Of the blog posts I’ve written, the only one that keeps being read and shared more than any of the others, is Why Race Matters for This White Teacher and I hope you’ll check it out, too. To summarize it, I had to come to terms with my own prejudice and be proactive about changing that narrative so I could better care, reach, and teach my students of color and help heal the divide that continues to play out in our country.
This past week, I was able to participate in a courageous conversation about race in a room full of female educators, all school leaders and influencers, and mixed races, though most of us were white. I call it a courageous conversation because that’s what Jon Washington, a local community leader who serves and supports our Garland Area Alliance of Black School Educators (GAABSE) called it in the the aforementioned blog post.

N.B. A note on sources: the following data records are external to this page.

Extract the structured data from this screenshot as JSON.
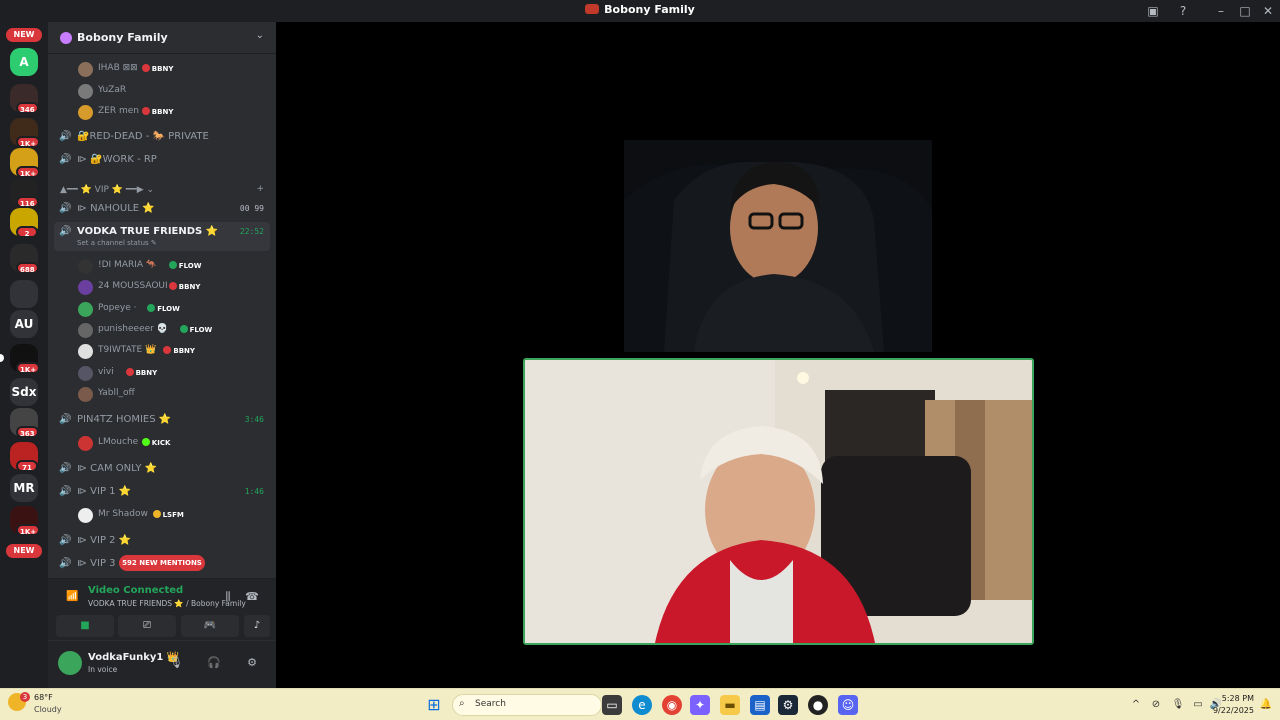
{
  "window": {
    "title": "Bobony Family"
  },
  "servers": [
    {
      "label": "NEW",
      "kind": "pill"
    },
    {
      "label": "A",
      "badge": ""
    },
    {
      "label": "",
      "badge": "346"
    },
    {
      "label": "",
      "badge": "1K+"
    },
    {
      "label": "",
      "badge": "1K+"
    },
    {
      "label": "",
      "badge": "116"
    },
    {
      "label": "",
      "badge": "2"
    },
    {
      "label": "",
      "badge": "688"
    },
    {
      "label": "",
      "badge": ""
    },
    {
      "label": "AU",
      "badge": ""
    },
    {
      "label": "",
      "badge": "1K+"
    },
    {
      "label": "Sdx",
      "badge": ""
    },
    {
      "label": "",
      "badge": "363"
    },
    {
      "label": "",
      "badge": "71"
    },
    {
      "label": "MR",
      "badge": ""
    },
    {
      "label": "",
      "badge": "1K+"
    },
    {
      "label": "NEW",
      "kind": "pill"
    }
  ],
  "guild": {
    "name": "Bobony Family"
  },
  "channel_list": {
    "top_users": [
      {
        "name": "IHAB ⊠⊠",
        "tag": "BBNY"
      },
      {
        "name": "YuZaR",
        "tag": ""
      },
      {
        "name": "ZER men",
        "tag": "BBNY"
      }
    ],
    "channels_a": [
      {
        "name": "🔐RED-DEAD - 🐎 PRIVATE"
      },
      {
        "name": "⧐ 🔐WORK - RP"
      }
    ],
    "category": "▲━━ ⭐ VIP ⭐ ━━▶ ⌄",
    "nahoule": {
      "name": "⧐ NAHOULE ⭐",
      "counts": "00 99"
    },
    "active": {
      "name": "VODKA TRUE FRIENDS ⭐",
      "time": "22:52",
      "status": "Set a channel status ✎"
    },
    "active_users": [
      {
        "name": "!DI MARIA 🦘",
        "tag": "FLOW"
      },
      {
        "name": "24 MOUSSAOUI",
        "tag": "BBNY"
      },
      {
        "name": "Popeye ·",
        "tag": "FLOW"
      },
      {
        "name": "punisheeeer 💀",
        "tag": "FLOW"
      },
      {
        "name": "T9IWTATE 👑",
        "tag": "BBNY"
      },
      {
        "name": "vivi",
        "tag": "BBNY"
      },
      {
        "name": "Yabll_off",
        "tag": ""
      }
    ],
    "pin4tz": {
      "name": "PIN4TZ HOMIES ⭐",
      "time": "3:46"
    },
    "pin4tz_user": {
      "name": "LMouche",
      "tag": "KICK"
    },
    "cam_only": {
      "name": "⧐ CAM ONLY ⭐"
    },
    "vip1": {
      "name": "⧐ VIP 1 ⭐",
      "time": "1:46"
    },
    "vip1_user": {
      "name": "Mr Shadow",
      "tag": "LSFM"
    },
    "vip2": {
      "name": "⧐ VIP 2 ⭐"
    },
    "vip3": {
      "name": "⧐ VIP 3"
    },
    "mentions": "592 NEW MENTIONS"
  },
  "voice": {
    "status": "Video Connected",
    "channel": "VODKA TRUE FRIENDS ⭐ / Bobony Family"
  },
  "user": {
    "name": "VodkaFunky1 👑",
    "status": "In voice"
  },
  "taskbar": {
    "weather_temp": "68°F",
    "weather_cond": "Cloudy",
    "weather_badge": "3",
    "search": "Search",
    "time": "5:28 PM",
    "date": "9/22/2025"
  },
  "colors": {
    "accent": "#23a55a",
    "danger": "#da373c",
    "bg": "#2b2d31"
  }
}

To me, a courageous conversation is where people of different races can talk and share without being scared that someone else is going to attack them or shut down their experiences. It’s a conversation that allows for free speech, a safe place for vulnerability and questions, and one that everyone leaves with an insight of new perspectives that can serve as a catalyst of change. (There’s also a book called Courageous Conversations that I’m definitely going to read soon.) My reflection is we need to have more of these in our professional developments as well in our private lives.
The purpose of this PD session was to address the need that students of every color and religion need to see themselves in print, in the books in their classroom and school libraries. And these books need to be read by the majority and minority races. These books don’t need to be about slavery and oppression, though that is important, but we need more about heroes of color who helped shape our society and world with the important contributions only they could bring. We need more books in our libraries with kids of different shades of melanin who are just everyday kids like the ones turning the pages. This act alone fosters social emotional learning in literacy and unity among all students. This is not something to be downplayed, this is what is going to help shape our world where all of us truly feel like we belong and matter and have something unique to contribute, especially for our students of color.
But before we could get to those jewels, we needed to understand that prejudice, in the form of microagression, does exist, and that there is a difference in the way white people and people of color are brought up in our country. If we can’t talk about this, if we can’t listen to others with different perspectives and accept it, then we can’t challenge it, and break down the stereotypes, and the overall importance of this class wouldn’t be worth anything to the attendee. The conversation that took place was powerful and sense-awakening. There were tears of sadness, frustration, and hope. I could be wrong, but I think it was the first courageous conversation that some of these women had ever been part of, and that alone is promising of more to come!
One Step In the Right Direction
Something we white educators can stop saying right now is Color doesn’t matter to me, or I’m colorblind while professing to care for all of our students. It is these kinds of microaggressions that tear down the spirit and esteem of our students of color. Not long ago, my friend Tacha (who is half Haitian and half white) shared with me how she was constantly confronted with questions like What are you? as an introduction question! White and black people would make statements like You think you’re white or You think you’re black… so in her youth, she would try very hard to disguise her heritage, even to the point of being embarrassed to be seen with her Haitian father. Her little sister, who was darker skinned than she, would say You are white and I am black because that is how society was shaping her own sense of skin color. That would infuriate Tacha and she would tell her sister, We are the same, but the damage was done as society would not let them be exactly who they were, both ethnicities. Subconsciously, Tacha understood it would be to her advantage if she passed as white. I write this to say, that whether it’s microaggressions or direct, racist remarks, the truth is our students of color are facing a world in our public school system that says we see your color and we don’t like it, and you will be judged as less than for it….
Refusing to see and listen to this is ignoring the experiences of so many brought up in our society today. It’s only by trying to see this perspective that we can be change-agents. We ourselves can stop perpetuating this subtle form of racism that is actually destroying our youth of color and the hope for all of us to find unity. So friend, instead of saying, It doesn’t matter what color my students are, try saying and believing, It matters what color you are and you matter to me.
A Call For Partnerships in Education
I can’t speak for everyone involved, but I do believe that for some of us who were part of this courageous conversation, we left changed and better equipped to see life through someone else’s unique perspective. We left with a greater respect for our sisters of color and an appreciation for their strength of character and leadership. Our eyes were opened to the need for all of our students to read and choose books that showed a character like or unlike themselves. As a white female educator, I feel more certain that in this day and age, I need to be bold in tearing down the walls our ancestors erected hundreds of years ago, yet not that long ago, and whose foundations are still in place.
For my friends, colleagues, and students of color, my role to partner and fight for equity and equality, in all parts of education, has never felt more clear or important.